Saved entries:

****

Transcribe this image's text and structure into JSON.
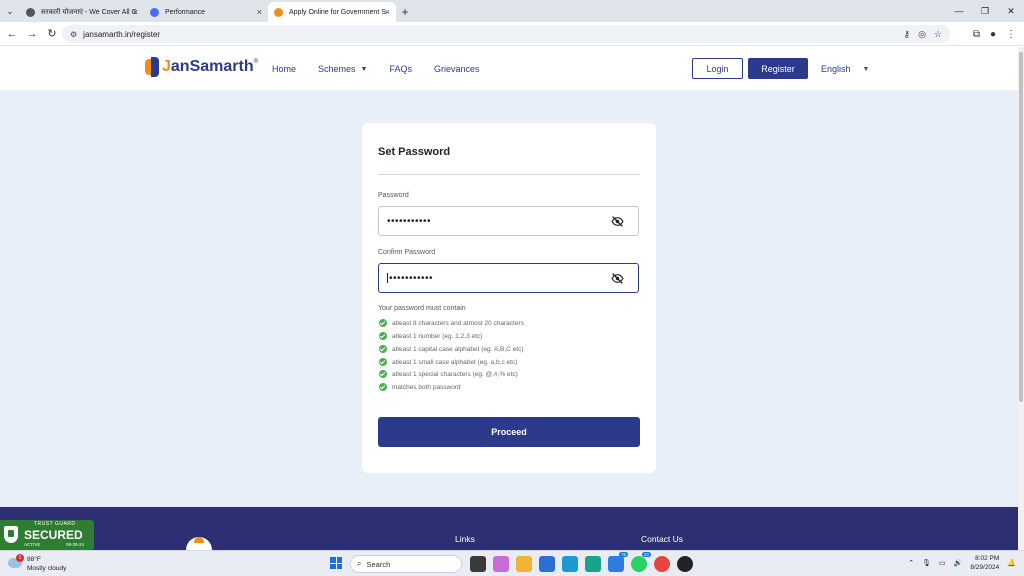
{
  "browser": {
    "tabs": [
      {
        "title": "सरकारी योजनाएं - We Cover All G",
        "favicon_color": "#555555",
        "active": false
      },
      {
        "title": "Performance",
        "favicon_color": "#4a6cf7",
        "active": false
      },
      {
        "title": "Apply Online for Government S",
        "favicon_color": "#f28c1b",
        "active": true
      }
    ],
    "url": "jansamarth.in/register",
    "new_tab_label": "+"
  },
  "header": {
    "logo_text_prefix": "J",
    "logo_text_rest": "anSamarth",
    "logo_tm": "®",
    "nav": [
      "Home",
      "Schemes",
      "FAQs",
      "Grievances"
    ],
    "login_label": "Login",
    "register_label": "Register",
    "language": "English"
  },
  "form": {
    "title": "Set Password",
    "password_label": "Password",
    "password_value": "•••••••••••",
    "confirm_label": "Confirm Password",
    "confirm_value": "•••••••••••",
    "rules_heading": "Your password must contain",
    "rules": [
      "atleast 8 characters and atmost 20 characters",
      "atleast 1 number (eg. 1,2,3 etc)",
      "atleast 1 capital case alphabet (eg. A,B,C etc)",
      "atleast 1 small case alphabet (eg. a,b,c etc)",
      "atleast 1 special characters (eg. @,#,% etc)",
      "matches both password"
    ],
    "proceed_label": "Proceed"
  },
  "footer": {
    "links_heading": "Links",
    "contact_heading": "Contact Us"
  },
  "trust_badge": {
    "top": "TRUST GUARD",
    "main": "SECURED",
    "status": "ACTIVE",
    "date": "08-29-24"
  },
  "taskbar": {
    "weather_temp": "88°F",
    "weather_cond": "Mostly cloudy",
    "weather_badge": "1",
    "search_placeholder": "Search",
    "time": "8:02 PM",
    "date": "8/29/2024",
    "badge_counts": [
      "76",
      "22"
    ]
  },
  "colors": {
    "brand_blue": "#2c3a8c",
    "brand_orange": "#f28c1b",
    "success_green": "#4caf50",
    "page_bg": "#e9eff9"
  }
}
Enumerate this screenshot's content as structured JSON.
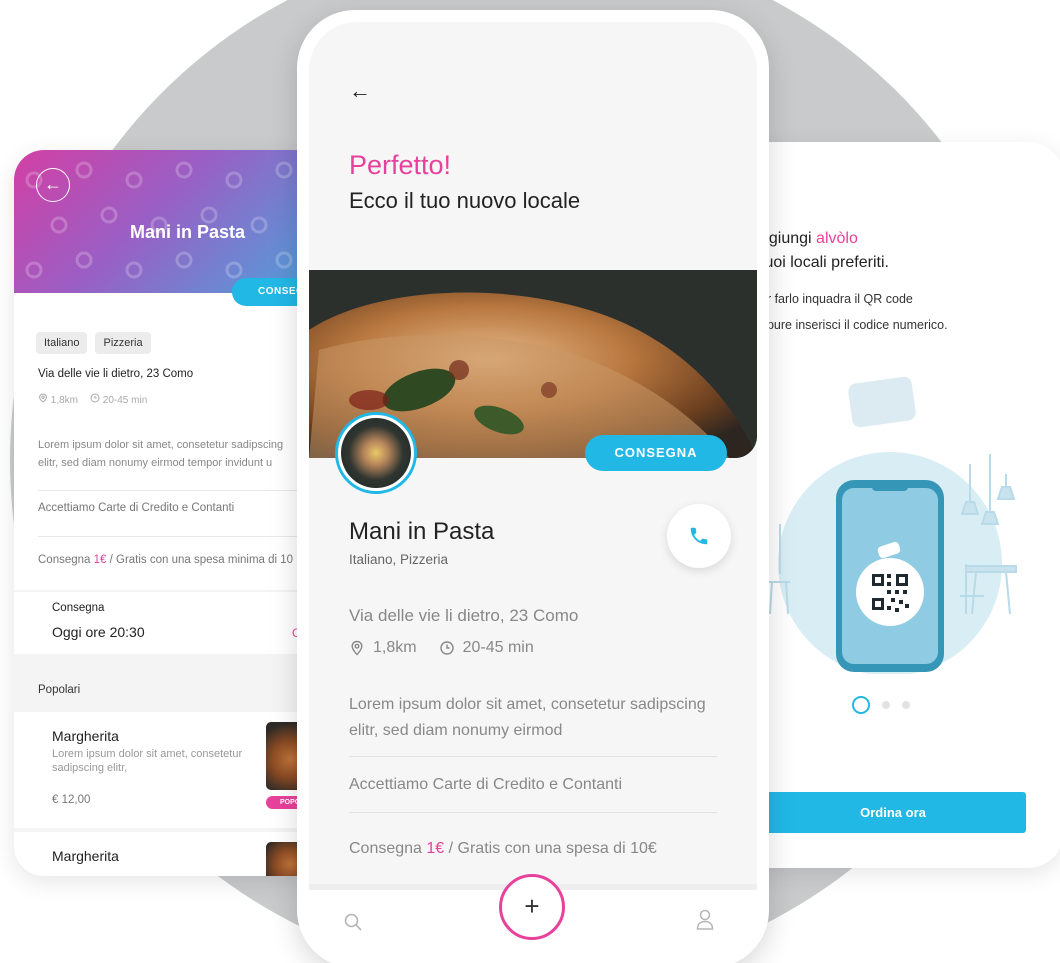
{
  "left_screen": {
    "title": "Mani in Pasta",
    "delivery_pill": "CONSEGNA",
    "tags": [
      "Italiano",
      "Pizzeria"
    ],
    "address": "Via delle vie li dietro, 23 Como",
    "distance": "1,8km",
    "time_range": "20-45 min",
    "description_line1": "Lorem ipsum dolor sit amet, consetetur sadipscing",
    "description_line2": "elitr, sed diam nonumy eirmod tempor invidunt u",
    "payments": "Accettiamo Carte di Credito e Contanti",
    "delivery_prefix": "Consegna ",
    "delivery_price": "1€",
    "delivery_suffix": " / Gratis con una spesa minima di 10",
    "consegna_label": "Consegna",
    "consegna_time": "Oggi  ore 20:30",
    "change_link": "Cam",
    "popular_heading": "Popolari",
    "items": [
      {
        "title": "Margherita",
        "desc": "Lorem ipsum dolor sit amet, consetetur sadipscing elitr,",
        "price": "€ 12,00",
        "badge": "POPO"
      },
      {
        "title": "Margherita"
      }
    ]
  },
  "center_screen": {
    "title": "Perfetto!",
    "subtitle": "Ecco il tuo nuovo locale",
    "delivery_pill": "CONSEGNA",
    "name": "Mani in Pasta",
    "cuisine": "Italiano, Pizzeria",
    "address": "Via delle vie li dietro, 23 Como",
    "distance": "1,8km",
    "time_range": "20-45 min",
    "description": "Lorem ipsum dolor sit amet, consetetur sadipscing elitr, sed diam nonumy eirmod",
    "payments": "Accettiamo Carte di Credito e Contanti",
    "delivery_prefix": "Consegna ",
    "delivery_price": "1€",
    "delivery_suffix": " / Gratis con una spesa di 10€",
    "fab_label": "+"
  },
  "right_screen": {
    "line1_prefix": "ggiungi ",
    "line1_brand": "alvòlo",
    "line2": "tuoi locali preferiti.",
    "sub1": "er farlo inquadra il QR code",
    "sub2": "opure inserisci il codice numerico.",
    "cta": "Ordina ora",
    "page_count": 3,
    "active_page": 1
  },
  "colors": {
    "accent_pink": "#e8419c",
    "accent_blue": "#22b8e6"
  }
}
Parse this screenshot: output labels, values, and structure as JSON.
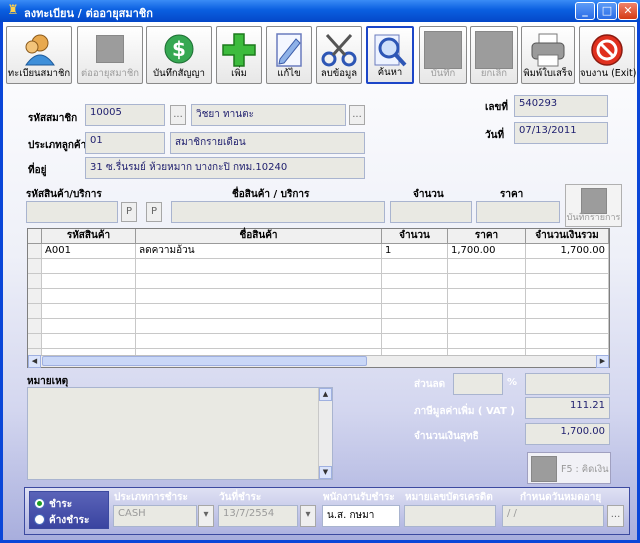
{
  "window": {
    "title": "ลงทะเบียน / ต่ออายุสมาชิก",
    "minimize": "_",
    "maximize": "□",
    "close": "✕"
  },
  "toolbar": [
    {
      "label": "ทะเบียนสมาชิก",
      "icon": "member-icon",
      "enabled": true
    },
    {
      "label": "ต่ออายุสมาชิก",
      "icon": "blank-icon",
      "enabled": false
    },
    {
      "label": "บันทึกสัญญา",
      "icon": "dollar-icon",
      "enabled": true
    },
    {
      "label": "เพิ่ม",
      "icon": "plus-icon",
      "enabled": true
    },
    {
      "label": "แก้ไข",
      "icon": "edit-icon",
      "enabled": true
    },
    {
      "label": "ลบข้อมูล",
      "icon": "scissors-icon",
      "enabled": true
    },
    {
      "label": "ค้นหา",
      "icon": "search-icon",
      "enabled": true,
      "active": true
    },
    {
      "label": "บันทึก",
      "icon": "blank-icon",
      "enabled": false
    },
    {
      "label": "ยกเลิก",
      "icon": "blank-icon",
      "enabled": false
    },
    {
      "label": "พิมพ์ใบเสร็จ",
      "icon": "printer-icon",
      "enabled": true
    },
    {
      "label": "จบงาน (Exit)",
      "icon": "exit-icon",
      "enabled": true
    }
  ],
  "header": {
    "member_code_label": "รหัสสมาชิก",
    "member_code": "10005",
    "member_name": "วิชยา ทานตะ",
    "customer_type_label": "ประเภทลูกค้า",
    "customer_type_code": "01",
    "customer_type_name": "สมาชิกรายเดือน",
    "address_label": "ที่อยู่",
    "address": "31 ซ.รื่นรมย์ ห้วยหมาก บางกะปิ กทม.10240",
    "doc_no_label": "เลขที่",
    "doc_no": "540293",
    "date_label": "วันที่",
    "date": "07/13/2011",
    "ellipsis": "..."
  },
  "entry": {
    "product_code_label": "รหัสสินค้า/บริการ",
    "product_name_label": "ชื่อสินค้า / บริการ",
    "qty_label": "จำนวน",
    "price_label": "ราคา",
    "p_button": "P",
    "save_line_label": "บันทึกรายการ"
  },
  "grid": {
    "columns": [
      "รหัสสินค้า",
      "ชื่อสินค้า",
      "จำนวน",
      "ราคา",
      "จำนวนเงินรวม"
    ],
    "rows": [
      [
        "A001",
        "ลดความอ้วน",
        "1",
        "1,700.00",
        "1,700.00"
      ]
    ]
  },
  "notes": {
    "label": "หมายเหตุ"
  },
  "totals": {
    "discount_label": "ส่วนลด",
    "percent": "%",
    "vat_label": "ภาษีมูลค่าเพิ่ม ( VAT )",
    "vat": "111.21",
    "net_label": "จำนวนเงินสุทธิ",
    "net": "1,700.00",
    "calc_label": "F5 : คิดเงิน"
  },
  "payment": {
    "paid_label": "ชำระ",
    "unpaid_label": "ค้างชำระ",
    "type_label": "ประเภทการชำระ",
    "type": "CASH",
    "pay_date_label": "วันที่ชำระ",
    "pay_date": "13/7/2554",
    "staff_label": "พนักงานรับชำระ",
    "staff": "น.ส. กษมา",
    "card_label": "หมายเลขบัตรเครดิต",
    "expiry_label": "กำหนดวันหมดอายุ",
    "expiry": " /  /",
    "dropdown_arrow": "▾"
  },
  "colors": {
    "titlebar": "#0a5fe0",
    "field_bg": "#e9e9e3",
    "field_text": "#1e1e6e",
    "panel_border": "#3c4aa0"
  }
}
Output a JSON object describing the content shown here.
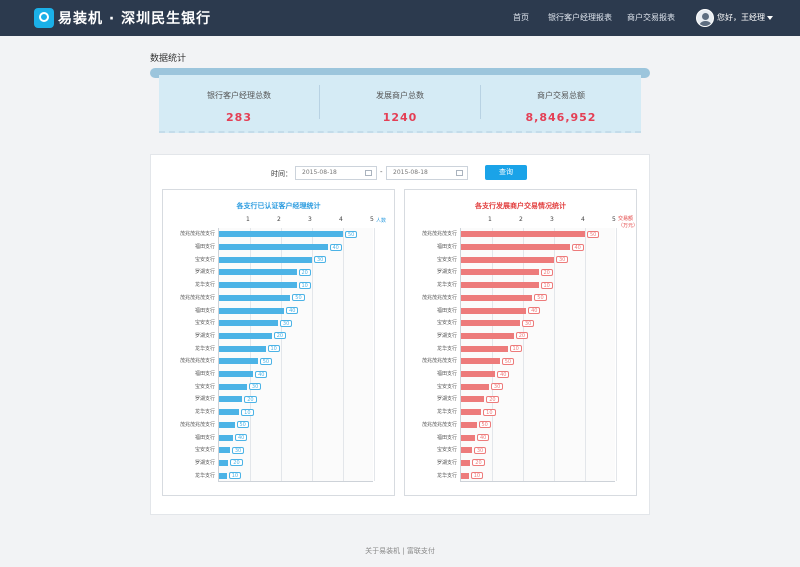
{
  "header": {
    "brand": "易装机 · 深圳民生银行",
    "nav": [
      "首页",
      "银行客户经理报表",
      "商户交易报表"
    ],
    "user": "您好，王经理"
  },
  "section_title": "数据统计",
  "stats": [
    {
      "label": "银行客户经理总数",
      "value": "283"
    },
    {
      "label": "发展商户总数",
      "value": "1240"
    },
    {
      "label": "商户交易总额",
      "value": "8,846,952"
    }
  ],
  "filter": {
    "label": "时间：",
    "start_date": "2015-08-18",
    "end_date": "2015-08-18",
    "separator": "-",
    "button": "查询"
  },
  "footer": "关于易装机  |  富联支付",
  "colors": {
    "blue_bar": "#4cb3e6",
    "red_bar": "#ed7b7b",
    "title_blue": "#2d9de0",
    "title_red": "#e23e3e"
  },
  "chart_data": [
    {
      "type": "bar",
      "orientation": "horizontal",
      "title": "各支行已认证客户经理统计",
      "unit": "人数",
      "x_ticks": [
        "1",
        "2",
        "3",
        "4",
        "5"
      ],
      "xlim": [
        0,
        5
      ],
      "color": "#4cb3e6",
      "title_color": "#2d9de0",
      "categories": [
        "茂兆茂兆茂支行",
        "福田支行",
        "宝安支行",
        "罗湖支行",
        "龙华支行",
        "茂兆茂兆茂支行",
        "福田支行",
        "宝安支行",
        "罗湖支行",
        "龙华支行",
        "茂兆茂兆茂支行",
        "福田支行",
        "宝安支行",
        "罗湖支行",
        "龙华支行",
        "茂兆茂兆茂支行",
        "福田支行",
        "宝安支行",
        "罗湖支行",
        "龙华支行"
      ],
      "values": [
        4.0,
        3.5,
        3.0,
        2.5,
        2.5,
        2.3,
        2.1,
        1.9,
        1.7,
        1.5,
        1.25,
        1.1,
        0.9,
        0.75,
        0.65,
        0.5,
        0.45,
        0.35,
        0.3,
        0.25
      ],
      "data_labels": [
        "50",
        "40",
        "30",
        "20",
        "10",
        "50",
        "40",
        "30",
        "20",
        "10",
        "50",
        "40",
        "30",
        "20",
        "10",
        "50",
        "40",
        "30",
        "20",
        "10"
      ]
    },
    {
      "type": "bar",
      "orientation": "horizontal",
      "title": "各支行发展商户交易情况统计",
      "unit": "交易额（万元）",
      "x_ticks": [
        "1",
        "2",
        "3",
        "4",
        "5"
      ],
      "xlim": [
        0,
        5
      ],
      "color": "#ed7b7b",
      "title_color": "#e23e3e",
      "categories": [
        "茂兆茂兆茂支行",
        "福田支行",
        "宝安支行",
        "罗湖支行",
        "龙华支行",
        "茂兆茂兆茂支行",
        "福田支行",
        "宝安支行",
        "罗湖支行",
        "龙华支行",
        "茂兆茂兆茂支行",
        "福田支行",
        "宝安支行",
        "罗湖支行",
        "龙华支行",
        "茂兆茂兆茂支行",
        "福田支行",
        "宝安支行",
        "罗湖支行",
        "龙华支行"
      ],
      "values": [
        4.0,
        3.5,
        3.0,
        2.5,
        2.5,
        2.3,
        2.1,
        1.9,
        1.7,
        1.5,
        1.25,
        1.1,
        0.9,
        0.75,
        0.65,
        0.5,
        0.45,
        0.35,
        0.3,
        0.25
      ],
      "data_labels": [
        "50",
        "40",
        "30",
        "20",
        "10",
        "50",
        "40",
        "30",
        "20",
        "10",
        "50",
        "40",
        "30",
        "20",
        "10",
        "50",
        "40",
        "30",
        "20",
        "10"
      ]
    }
  ]
}
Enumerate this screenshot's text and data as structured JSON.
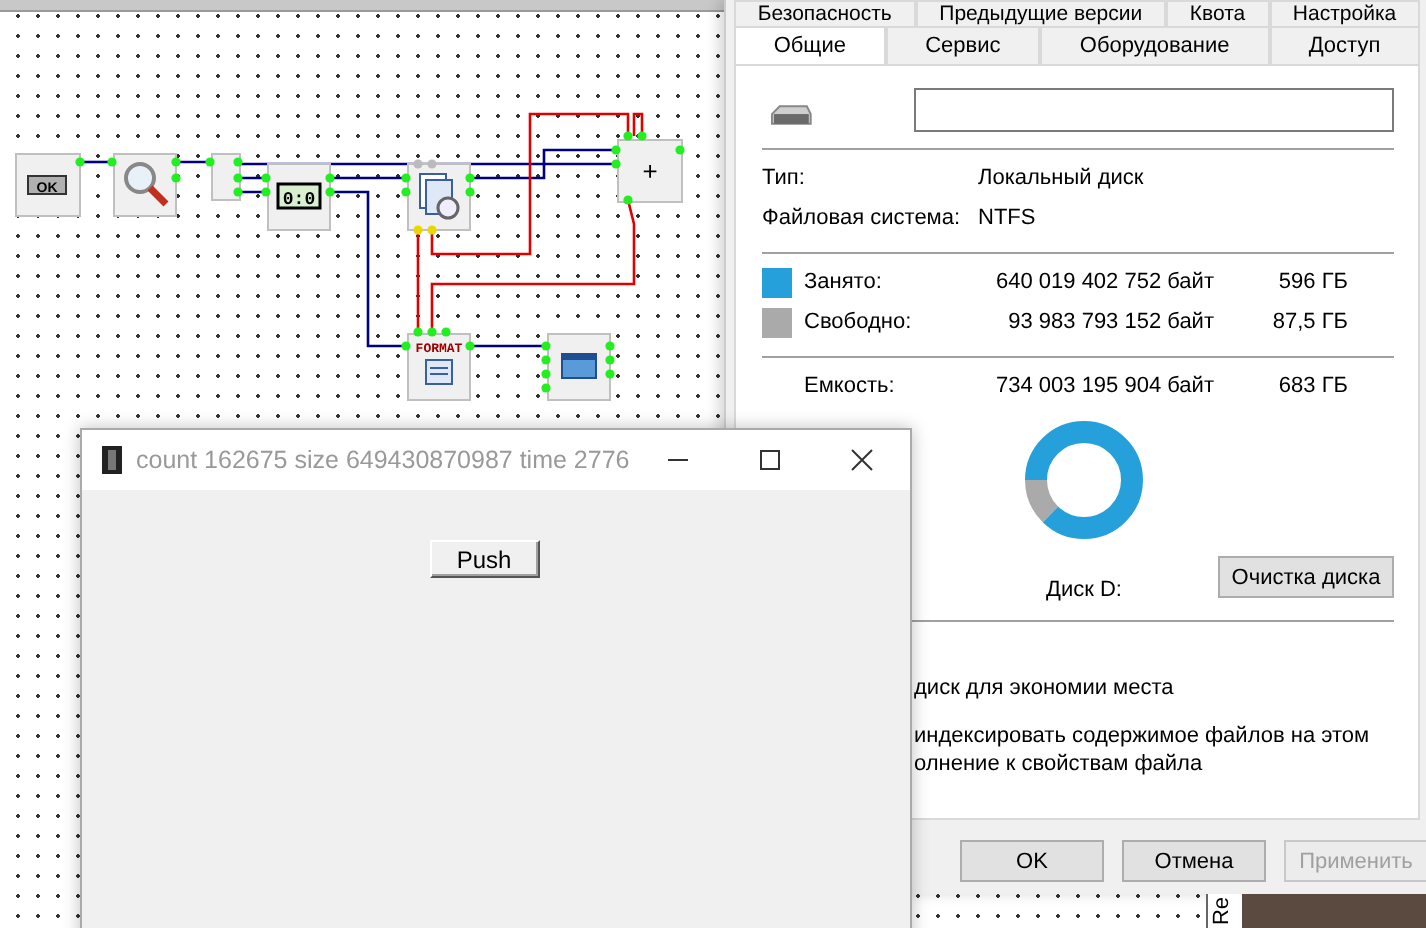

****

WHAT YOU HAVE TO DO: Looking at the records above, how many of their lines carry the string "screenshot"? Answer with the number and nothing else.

ANSWER TO THIS TASK: 3